» **PROMPT**
In the material below, list every line carrying the string "name".

» **EXTRACTED RECORDS**
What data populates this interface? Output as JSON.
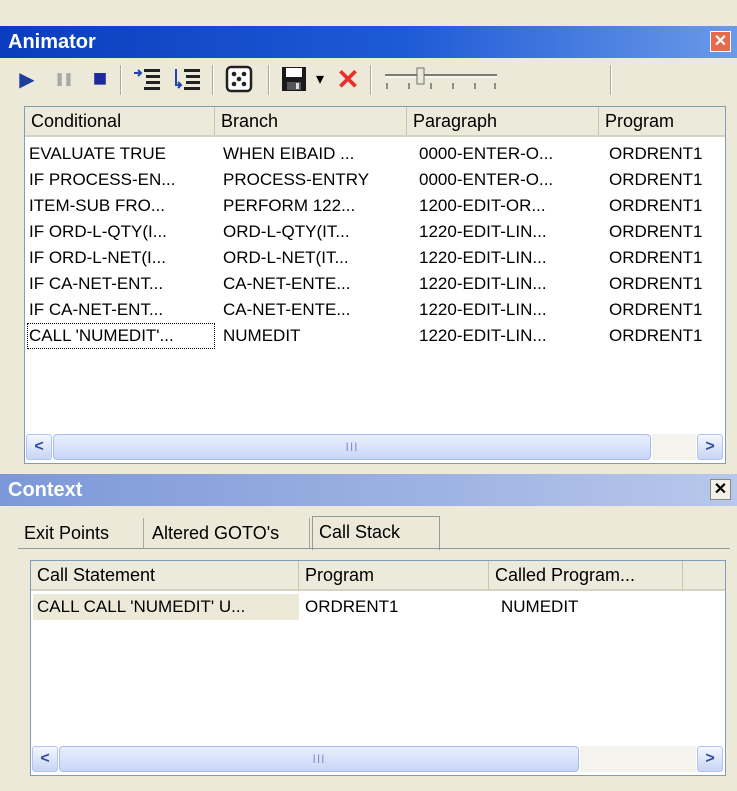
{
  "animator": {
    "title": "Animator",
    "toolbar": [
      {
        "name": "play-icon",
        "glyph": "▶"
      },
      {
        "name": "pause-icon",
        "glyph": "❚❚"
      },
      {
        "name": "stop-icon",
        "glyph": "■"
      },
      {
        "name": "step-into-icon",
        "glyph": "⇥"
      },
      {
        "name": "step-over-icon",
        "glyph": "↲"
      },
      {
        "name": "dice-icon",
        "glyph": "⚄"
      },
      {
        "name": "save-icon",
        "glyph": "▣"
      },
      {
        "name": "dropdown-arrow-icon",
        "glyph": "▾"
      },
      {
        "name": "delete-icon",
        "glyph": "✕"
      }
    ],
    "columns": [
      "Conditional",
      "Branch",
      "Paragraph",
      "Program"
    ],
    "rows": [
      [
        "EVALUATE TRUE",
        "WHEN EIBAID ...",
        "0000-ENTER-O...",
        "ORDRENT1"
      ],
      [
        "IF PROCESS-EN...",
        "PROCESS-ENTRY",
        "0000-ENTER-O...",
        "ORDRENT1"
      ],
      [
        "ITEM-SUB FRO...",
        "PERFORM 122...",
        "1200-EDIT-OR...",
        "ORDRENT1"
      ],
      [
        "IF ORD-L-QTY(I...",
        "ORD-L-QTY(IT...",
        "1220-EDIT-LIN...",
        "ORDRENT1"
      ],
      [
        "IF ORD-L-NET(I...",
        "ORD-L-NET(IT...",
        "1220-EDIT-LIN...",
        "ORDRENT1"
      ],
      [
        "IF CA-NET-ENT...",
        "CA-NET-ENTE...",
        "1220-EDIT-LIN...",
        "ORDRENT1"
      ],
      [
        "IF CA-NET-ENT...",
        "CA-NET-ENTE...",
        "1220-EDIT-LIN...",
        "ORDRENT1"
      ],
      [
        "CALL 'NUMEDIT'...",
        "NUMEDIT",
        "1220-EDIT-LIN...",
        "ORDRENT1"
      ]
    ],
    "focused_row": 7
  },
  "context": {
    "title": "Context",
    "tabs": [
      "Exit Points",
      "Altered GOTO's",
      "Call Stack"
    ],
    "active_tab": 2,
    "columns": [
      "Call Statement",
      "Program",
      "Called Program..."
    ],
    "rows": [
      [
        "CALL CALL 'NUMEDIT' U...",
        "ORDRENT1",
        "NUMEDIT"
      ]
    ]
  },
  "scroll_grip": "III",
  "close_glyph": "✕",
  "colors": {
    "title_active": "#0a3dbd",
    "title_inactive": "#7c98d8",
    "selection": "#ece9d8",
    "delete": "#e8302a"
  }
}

» **SOLVED PROBLEM**
        "name": "play-icon",
        "name": "pause-icon",
        "name": "stop-icon",
        "name": "step-into-icon",
        "name": "step-over-icon",
        "name": "dice-icon",
        "name": "save-icon",
        "name": "dropdown-arrow-icon",
        "name": "delete-icon",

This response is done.